## Your assignment
The entries must be set down again word for word; no pictures belong in the copy.

--------------------

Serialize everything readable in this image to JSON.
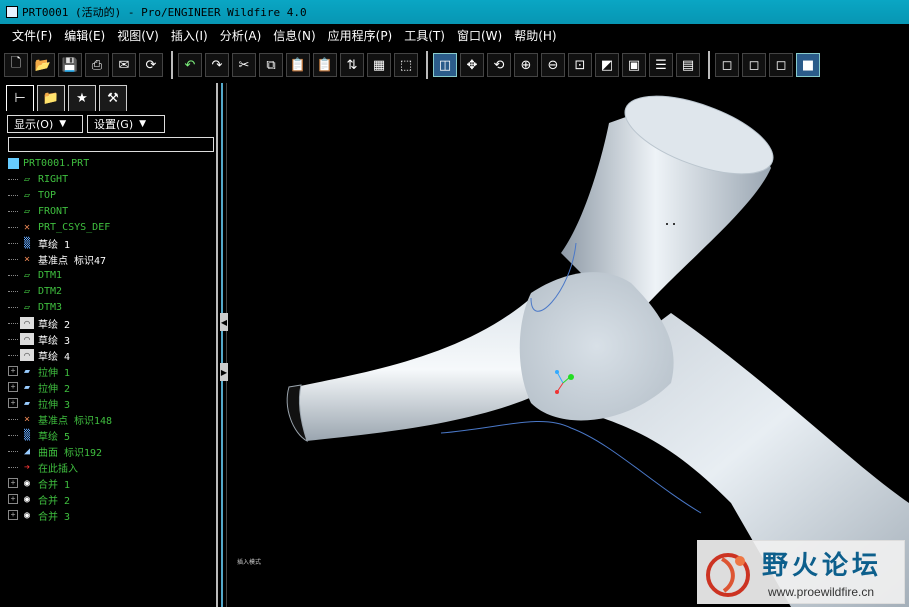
{
  "window": {
    "title": "PRT0001 (活动的) - Pro/ENGINEER Wildfire 4.0"
  },
  "menu": [
    "文件(F)",
    "编辑(E)",
    "视图(V)",
    "插入(I)",
    "分析(A)",
    "信息(N)",
    "应用程序(P)",
    "工具(T)",
    "窗口(W)",
    "帮助(H)"
  ],
  "panel": {
    "show_label": "显示(O)",
    "settings_label": "设置(G)",
    "tree": [
      {
        "label": "PRT0001.PRT",
        "kind": "root"
      },
      {
        "label": "RIGHT",
        "kind": "plane"
      },
      {
        "label": "TOP",
        "kind": "plane"
      },
      {
        "label": "FRONT",
        "kind": "plane"
      },
      {
        "label": "PRT_CSYS_DEF",
        "kind": "csys"
      },
      {
        "label": "草绘 1",
        "kind": "sketch"
      },
      {
        "label": "基准点 标识47",
        "kind": "point"
      },
      {
        "label": "DTM1",
        "kind": "plane"
      },
      {
        "label": "DTM2",
        "kind": "plane"
      },
      {
        "label": "DTM3",
        "kind": "plane"
      },
      {
        "label": "草绘 2",
        "kind": "sketch-white"
      },
      {
        "label": "草绘 3",
        "kind": "sketch-white"
      },
      {
        "label": "草绘 4",
        "kind": "sketch-white"
      },
      {
        "label": "拉伸 1",
        "kind": "extrude"
      },
      {
        "label": "拉伸 2",
        "kind": "extrude"
      },
      {
        "label": "拉伸 3",
        "kind": "extrude"
      },
      {
        "label": "基准点 标识148",
        "kind": "point"
      },
      {
        "label": "草绘 5",
        "kind": "sketch"
      },
      {
        "label": "曲面 标识192",
        "kind": "surface"
      },
      {
        "label": "在此插入",
        "kind": "insert"
      },
      {
        "label": "合并 1",
        "kind": "merge"
      },
      {
        "label": "合并 2",
        "kind": "merge"
      },
      {
        "label": "合并 3",
        "kind": "merge"
      }
    ]
  },
  "graphics": {
    "corner_text": "插入模式"
  },
  "watermark": {
    "title": "野火论坛",
    "url": "www.proewildfire.cn"
  },
  "colors": {
    "tree_text": "#3fbf3f",
    "surface": "#c9d3dc",
    "edge": "#4a78c8"
  }
}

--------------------

## Your response
Serialize everything readable in this image to JSON.
{
  "window": {
    "title": "PRT0001 (活动的) - Pro/ENGINEER Wildfire 4.0"
  },
  "menu": [
    "文件(F)",
    "编辑(E)",
    "视图(V)",
    "插入(I)",
    "分析(A)",
    "信息(N)",
    "应用程序(P)",
    "工具(T)",
    "窗口(W)",
    "帮助(H)"
  ],
  "panel": {
    "show_label": "显示(O)",
    "settings_label": "设置(G)",
    "tree": [
      {
        "label": "PRT0001.PRT",
        "kind": "root"
      },
      {
        "label": "RIGHT",
        "kind": "plane"
      },
      {
        "label": "TOP",
        "kind": "plane"
      },
      {
        "label": "FRONT",
        "kind": "plane"
      },
      {
        "label": "PRT_CSYS_DEF",
        "kind": "csys"
      },
      {
        "label": "草绘 1",
        "kind": "sketch"
      },
      {
        "label": "基准点 标识47",
        "kind": "point"
      },
      {
        "label": "DTM1",
        "kind": "plane"
      },
      {
        "label": "DTM2",
        "kind": "plane"
      },
      {
        "label": "DTM3",
        "kind": "plane"
      },
      {
        "label": "草绘 2",
        "kind": "sketch-white"
      },
      {
        "label": "草绘 3",
        "kind": "sketch-white"
      },
      {
        "label": "草绘 4",
        "kind": "sketch-white"
      },
      {
        "label": "拉伸 1",
        "kind": "extrude"
      },
      {
        "label": "拉伸 2",
        "kind": "extrude"
      },
      {
        "label": "拉伸 3",
        "kind": "extrude"
      },
      {
        "label": "基准点 标识148",
        "kind": "point"
      },
      {
        "label": "草绘 5",
        "kind": "sketch"
      },
      {
        "label": "曲面 标识192",
        "kind": "surface"
      },
      {
        "label": "在此插入",
        "kind": "insert"
      },
      {
        "label": "合并 1",
        "kind": "merge"
      },
      {
        "label": "合并 2",
        "kind": "merge"
      },
      {
        "label": "合并 3",
        "kind": "merge"
      }
    ]
  },
  "graphics": {
    "corner_text": "插入模式"
  },
  "watermark": {
    "title": "野火论坛",
    "url": "www.proewildfire.cn"
  },
  "colors": {
    "tree_text": "#3fbf3f",
    "surface": "#c9d3dc",
    "edge": "#4a78c8"
  }
}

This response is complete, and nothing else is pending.